> **ASSIGNMENT**
Which lines in the data below contain the word "image"? Pull each of them out.

> **Records contained in a dataset**
++++++++++
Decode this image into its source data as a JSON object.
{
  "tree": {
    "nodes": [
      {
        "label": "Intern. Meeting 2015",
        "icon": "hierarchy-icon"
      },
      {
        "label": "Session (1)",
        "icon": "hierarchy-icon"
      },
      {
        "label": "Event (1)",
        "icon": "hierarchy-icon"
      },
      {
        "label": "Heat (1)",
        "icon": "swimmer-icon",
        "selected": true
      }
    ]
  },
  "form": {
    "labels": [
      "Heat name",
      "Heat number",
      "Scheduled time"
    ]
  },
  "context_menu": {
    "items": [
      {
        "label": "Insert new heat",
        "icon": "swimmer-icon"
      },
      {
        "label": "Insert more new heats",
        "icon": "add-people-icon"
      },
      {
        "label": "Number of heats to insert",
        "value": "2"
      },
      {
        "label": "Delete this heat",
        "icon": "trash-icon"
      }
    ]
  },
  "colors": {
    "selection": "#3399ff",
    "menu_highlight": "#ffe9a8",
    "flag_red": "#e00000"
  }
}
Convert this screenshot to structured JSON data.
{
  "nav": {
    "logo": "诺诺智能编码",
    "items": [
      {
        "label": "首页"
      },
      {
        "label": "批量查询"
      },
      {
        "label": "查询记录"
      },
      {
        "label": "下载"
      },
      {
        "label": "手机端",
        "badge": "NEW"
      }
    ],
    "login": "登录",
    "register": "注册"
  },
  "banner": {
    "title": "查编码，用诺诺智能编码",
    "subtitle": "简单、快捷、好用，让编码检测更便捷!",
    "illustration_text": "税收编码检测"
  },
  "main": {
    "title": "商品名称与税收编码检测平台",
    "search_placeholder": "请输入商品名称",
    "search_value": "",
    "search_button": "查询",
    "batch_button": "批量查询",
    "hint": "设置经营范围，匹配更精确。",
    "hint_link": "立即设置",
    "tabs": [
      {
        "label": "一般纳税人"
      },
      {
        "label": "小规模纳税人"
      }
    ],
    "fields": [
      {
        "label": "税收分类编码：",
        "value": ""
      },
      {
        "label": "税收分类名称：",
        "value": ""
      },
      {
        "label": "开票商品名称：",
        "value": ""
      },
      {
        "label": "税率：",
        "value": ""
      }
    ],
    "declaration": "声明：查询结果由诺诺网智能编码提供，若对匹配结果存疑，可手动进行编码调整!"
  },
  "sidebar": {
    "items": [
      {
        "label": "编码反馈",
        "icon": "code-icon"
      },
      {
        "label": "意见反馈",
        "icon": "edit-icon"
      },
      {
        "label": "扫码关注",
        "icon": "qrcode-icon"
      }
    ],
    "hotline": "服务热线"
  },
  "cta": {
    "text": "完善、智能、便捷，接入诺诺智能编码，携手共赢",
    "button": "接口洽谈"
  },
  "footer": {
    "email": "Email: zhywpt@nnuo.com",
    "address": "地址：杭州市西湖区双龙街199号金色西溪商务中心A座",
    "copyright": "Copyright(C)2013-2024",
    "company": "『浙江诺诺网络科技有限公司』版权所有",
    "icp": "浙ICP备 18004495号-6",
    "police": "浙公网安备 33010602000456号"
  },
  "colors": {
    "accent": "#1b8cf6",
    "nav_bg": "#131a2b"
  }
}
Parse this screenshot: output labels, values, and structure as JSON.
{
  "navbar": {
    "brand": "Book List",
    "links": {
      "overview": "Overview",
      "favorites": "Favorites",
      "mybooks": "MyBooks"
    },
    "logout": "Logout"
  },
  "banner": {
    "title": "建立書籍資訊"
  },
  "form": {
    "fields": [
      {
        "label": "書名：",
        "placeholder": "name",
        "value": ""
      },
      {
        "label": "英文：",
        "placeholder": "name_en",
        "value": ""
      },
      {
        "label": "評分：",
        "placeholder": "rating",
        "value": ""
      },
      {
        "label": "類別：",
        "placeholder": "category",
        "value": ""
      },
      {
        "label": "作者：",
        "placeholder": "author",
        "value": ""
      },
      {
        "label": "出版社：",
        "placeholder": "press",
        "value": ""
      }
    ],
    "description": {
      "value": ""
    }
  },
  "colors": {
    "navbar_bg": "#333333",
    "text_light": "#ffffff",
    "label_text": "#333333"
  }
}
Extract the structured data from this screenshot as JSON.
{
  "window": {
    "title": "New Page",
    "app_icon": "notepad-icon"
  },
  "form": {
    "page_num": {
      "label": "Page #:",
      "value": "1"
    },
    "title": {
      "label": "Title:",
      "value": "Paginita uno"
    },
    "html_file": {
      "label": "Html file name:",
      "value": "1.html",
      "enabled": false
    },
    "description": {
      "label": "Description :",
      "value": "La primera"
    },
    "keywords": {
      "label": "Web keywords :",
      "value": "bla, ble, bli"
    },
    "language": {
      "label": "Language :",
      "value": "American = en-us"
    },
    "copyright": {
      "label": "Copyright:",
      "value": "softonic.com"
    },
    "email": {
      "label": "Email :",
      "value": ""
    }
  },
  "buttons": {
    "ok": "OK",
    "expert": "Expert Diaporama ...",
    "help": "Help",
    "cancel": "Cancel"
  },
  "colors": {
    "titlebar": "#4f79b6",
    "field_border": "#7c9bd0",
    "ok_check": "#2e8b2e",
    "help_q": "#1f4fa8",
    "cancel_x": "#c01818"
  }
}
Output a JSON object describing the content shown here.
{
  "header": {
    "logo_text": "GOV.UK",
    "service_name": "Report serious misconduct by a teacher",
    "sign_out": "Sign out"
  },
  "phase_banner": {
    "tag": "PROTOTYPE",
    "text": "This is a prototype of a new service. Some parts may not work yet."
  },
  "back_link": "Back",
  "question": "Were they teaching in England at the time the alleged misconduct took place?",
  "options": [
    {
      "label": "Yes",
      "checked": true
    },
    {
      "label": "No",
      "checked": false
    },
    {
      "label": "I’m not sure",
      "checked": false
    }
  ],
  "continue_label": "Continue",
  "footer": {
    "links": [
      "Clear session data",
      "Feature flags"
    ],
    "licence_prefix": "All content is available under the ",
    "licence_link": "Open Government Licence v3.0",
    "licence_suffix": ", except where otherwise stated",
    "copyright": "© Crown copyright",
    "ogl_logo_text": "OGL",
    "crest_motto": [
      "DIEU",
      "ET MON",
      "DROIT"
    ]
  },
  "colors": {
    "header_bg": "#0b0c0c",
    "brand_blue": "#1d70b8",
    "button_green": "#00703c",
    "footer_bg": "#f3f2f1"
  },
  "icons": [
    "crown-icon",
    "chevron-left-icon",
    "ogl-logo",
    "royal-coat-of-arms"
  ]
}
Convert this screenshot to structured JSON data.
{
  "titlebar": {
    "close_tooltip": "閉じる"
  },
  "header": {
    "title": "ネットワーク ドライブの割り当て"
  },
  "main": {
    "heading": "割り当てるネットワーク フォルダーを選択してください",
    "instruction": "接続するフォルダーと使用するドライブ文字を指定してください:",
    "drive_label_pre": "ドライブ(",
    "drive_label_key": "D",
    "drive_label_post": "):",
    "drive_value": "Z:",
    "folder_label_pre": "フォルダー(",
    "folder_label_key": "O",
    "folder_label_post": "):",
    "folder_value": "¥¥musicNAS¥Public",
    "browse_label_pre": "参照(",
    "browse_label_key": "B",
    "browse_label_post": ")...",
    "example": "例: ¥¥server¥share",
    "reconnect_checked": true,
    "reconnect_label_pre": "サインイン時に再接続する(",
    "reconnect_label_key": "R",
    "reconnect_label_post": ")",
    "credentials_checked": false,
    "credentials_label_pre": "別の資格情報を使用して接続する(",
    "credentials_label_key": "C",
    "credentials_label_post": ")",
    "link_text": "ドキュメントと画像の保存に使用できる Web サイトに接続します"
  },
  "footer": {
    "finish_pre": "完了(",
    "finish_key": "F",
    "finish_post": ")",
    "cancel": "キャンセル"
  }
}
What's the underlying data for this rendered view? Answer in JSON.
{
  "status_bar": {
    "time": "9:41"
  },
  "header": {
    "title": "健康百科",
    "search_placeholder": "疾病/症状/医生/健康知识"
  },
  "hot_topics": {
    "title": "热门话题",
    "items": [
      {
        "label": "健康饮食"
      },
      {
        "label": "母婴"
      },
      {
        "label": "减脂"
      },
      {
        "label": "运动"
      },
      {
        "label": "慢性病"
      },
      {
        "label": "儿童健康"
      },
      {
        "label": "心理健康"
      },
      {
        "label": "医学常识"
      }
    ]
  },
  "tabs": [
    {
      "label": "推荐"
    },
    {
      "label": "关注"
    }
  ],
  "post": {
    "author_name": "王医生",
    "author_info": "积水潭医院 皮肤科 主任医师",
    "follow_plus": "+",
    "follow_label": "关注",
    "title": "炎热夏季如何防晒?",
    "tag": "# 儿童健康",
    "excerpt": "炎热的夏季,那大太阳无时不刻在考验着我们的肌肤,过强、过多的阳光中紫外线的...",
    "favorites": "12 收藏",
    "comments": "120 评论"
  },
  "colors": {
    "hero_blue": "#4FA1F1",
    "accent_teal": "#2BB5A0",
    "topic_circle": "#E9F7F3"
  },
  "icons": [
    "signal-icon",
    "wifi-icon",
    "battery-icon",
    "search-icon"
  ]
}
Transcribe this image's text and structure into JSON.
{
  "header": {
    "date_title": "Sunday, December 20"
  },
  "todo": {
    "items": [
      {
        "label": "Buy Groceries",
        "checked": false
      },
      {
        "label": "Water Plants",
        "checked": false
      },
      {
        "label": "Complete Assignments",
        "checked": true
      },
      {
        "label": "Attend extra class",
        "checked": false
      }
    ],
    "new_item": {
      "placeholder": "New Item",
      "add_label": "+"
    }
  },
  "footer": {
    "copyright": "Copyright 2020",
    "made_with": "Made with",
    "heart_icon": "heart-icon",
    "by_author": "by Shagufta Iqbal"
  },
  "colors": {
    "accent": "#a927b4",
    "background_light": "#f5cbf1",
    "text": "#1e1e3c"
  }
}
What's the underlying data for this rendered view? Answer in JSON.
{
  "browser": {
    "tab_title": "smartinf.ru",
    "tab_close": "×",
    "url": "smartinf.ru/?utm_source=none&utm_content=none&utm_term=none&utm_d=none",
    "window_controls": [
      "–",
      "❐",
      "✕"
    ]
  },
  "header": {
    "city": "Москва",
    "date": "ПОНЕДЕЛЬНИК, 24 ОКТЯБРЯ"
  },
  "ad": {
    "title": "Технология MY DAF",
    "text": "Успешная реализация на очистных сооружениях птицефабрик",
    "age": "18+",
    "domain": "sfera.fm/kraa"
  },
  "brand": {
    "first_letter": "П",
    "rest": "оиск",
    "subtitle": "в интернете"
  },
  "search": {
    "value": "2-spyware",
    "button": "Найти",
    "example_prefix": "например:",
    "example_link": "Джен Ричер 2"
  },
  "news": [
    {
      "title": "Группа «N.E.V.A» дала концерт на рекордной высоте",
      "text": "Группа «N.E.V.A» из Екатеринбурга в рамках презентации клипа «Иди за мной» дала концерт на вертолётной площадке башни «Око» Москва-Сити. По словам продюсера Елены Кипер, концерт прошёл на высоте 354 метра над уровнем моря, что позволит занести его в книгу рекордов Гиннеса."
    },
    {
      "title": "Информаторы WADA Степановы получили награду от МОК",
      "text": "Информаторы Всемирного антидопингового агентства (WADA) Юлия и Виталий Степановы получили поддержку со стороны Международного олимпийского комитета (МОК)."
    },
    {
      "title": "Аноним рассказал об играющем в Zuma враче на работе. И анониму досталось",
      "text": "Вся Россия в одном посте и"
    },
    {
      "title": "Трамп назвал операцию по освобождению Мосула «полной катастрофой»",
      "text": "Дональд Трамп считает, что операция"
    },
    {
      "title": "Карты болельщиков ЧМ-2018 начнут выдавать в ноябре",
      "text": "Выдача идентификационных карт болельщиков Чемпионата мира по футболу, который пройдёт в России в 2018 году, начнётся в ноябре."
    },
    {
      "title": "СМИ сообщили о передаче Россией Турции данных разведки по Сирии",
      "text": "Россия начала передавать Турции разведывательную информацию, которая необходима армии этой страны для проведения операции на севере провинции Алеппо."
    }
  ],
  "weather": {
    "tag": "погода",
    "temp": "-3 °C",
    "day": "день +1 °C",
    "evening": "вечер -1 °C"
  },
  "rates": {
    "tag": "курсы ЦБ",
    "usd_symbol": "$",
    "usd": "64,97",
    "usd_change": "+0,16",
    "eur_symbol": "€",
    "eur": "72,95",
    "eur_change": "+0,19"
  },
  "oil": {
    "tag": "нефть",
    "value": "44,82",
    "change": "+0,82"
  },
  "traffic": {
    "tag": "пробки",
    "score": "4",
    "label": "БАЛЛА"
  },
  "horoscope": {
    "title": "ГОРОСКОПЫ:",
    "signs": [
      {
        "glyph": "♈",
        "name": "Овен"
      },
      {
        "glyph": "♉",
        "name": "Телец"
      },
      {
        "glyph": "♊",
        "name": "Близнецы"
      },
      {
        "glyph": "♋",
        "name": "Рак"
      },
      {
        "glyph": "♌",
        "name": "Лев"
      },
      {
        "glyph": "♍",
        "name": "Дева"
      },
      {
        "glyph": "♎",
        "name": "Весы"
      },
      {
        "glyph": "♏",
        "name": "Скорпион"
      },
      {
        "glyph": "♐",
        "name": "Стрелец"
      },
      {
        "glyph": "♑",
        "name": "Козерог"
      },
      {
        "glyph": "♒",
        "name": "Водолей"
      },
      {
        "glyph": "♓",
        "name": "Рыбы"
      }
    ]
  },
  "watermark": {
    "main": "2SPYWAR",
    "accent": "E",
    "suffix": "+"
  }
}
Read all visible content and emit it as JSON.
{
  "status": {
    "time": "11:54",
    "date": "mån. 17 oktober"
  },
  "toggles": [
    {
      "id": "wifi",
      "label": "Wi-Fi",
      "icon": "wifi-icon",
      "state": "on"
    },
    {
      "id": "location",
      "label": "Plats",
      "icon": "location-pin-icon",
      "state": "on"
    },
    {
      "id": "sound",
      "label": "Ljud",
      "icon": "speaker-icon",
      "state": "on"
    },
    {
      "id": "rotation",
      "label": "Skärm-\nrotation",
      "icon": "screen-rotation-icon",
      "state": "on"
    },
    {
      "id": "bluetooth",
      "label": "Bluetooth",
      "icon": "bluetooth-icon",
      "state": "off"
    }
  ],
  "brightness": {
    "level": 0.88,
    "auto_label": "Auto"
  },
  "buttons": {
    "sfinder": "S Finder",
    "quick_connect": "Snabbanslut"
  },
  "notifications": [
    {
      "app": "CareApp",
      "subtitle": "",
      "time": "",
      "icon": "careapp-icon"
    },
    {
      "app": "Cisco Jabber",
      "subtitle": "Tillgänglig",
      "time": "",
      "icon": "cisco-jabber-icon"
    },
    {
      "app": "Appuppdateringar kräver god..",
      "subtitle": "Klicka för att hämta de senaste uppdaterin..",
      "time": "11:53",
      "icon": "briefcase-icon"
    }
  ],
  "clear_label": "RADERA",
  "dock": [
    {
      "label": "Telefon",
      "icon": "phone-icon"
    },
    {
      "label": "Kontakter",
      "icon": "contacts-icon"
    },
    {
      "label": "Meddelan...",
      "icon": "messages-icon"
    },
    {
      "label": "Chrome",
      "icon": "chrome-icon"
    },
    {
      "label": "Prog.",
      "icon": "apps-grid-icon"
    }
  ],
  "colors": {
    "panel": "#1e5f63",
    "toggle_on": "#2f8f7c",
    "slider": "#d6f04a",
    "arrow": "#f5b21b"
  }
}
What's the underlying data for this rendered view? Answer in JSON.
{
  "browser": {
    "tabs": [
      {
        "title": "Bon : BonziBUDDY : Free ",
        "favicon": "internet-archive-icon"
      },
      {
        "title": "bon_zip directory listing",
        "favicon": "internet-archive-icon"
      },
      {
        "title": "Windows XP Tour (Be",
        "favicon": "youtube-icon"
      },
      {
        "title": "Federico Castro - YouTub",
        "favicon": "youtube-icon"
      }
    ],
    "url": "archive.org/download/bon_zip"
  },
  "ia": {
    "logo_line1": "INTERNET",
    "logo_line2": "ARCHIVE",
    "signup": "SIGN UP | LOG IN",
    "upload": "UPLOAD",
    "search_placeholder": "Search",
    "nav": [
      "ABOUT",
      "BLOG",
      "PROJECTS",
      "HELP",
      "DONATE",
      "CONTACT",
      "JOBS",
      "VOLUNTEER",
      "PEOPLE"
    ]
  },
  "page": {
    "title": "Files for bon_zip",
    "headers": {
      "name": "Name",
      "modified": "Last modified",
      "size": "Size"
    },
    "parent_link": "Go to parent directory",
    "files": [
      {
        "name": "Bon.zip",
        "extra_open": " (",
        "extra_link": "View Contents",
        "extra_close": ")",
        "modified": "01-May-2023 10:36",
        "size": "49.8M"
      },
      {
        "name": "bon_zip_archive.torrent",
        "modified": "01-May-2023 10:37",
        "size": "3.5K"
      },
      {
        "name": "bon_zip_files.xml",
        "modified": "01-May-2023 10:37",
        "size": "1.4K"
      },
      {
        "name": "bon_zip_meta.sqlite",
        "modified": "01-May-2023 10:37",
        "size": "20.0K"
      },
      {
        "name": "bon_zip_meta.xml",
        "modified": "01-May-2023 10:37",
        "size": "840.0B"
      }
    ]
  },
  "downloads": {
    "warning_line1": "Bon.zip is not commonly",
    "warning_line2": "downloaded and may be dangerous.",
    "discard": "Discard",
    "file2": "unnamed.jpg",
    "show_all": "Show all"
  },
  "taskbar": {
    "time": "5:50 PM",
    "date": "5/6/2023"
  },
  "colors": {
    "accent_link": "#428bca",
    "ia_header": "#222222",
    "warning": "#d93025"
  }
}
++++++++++
> **SOLUTION FOR THIS PROBLEM**
Decode this image into its source data as a JSON object.
Transcribe this image's text and structure into JSON.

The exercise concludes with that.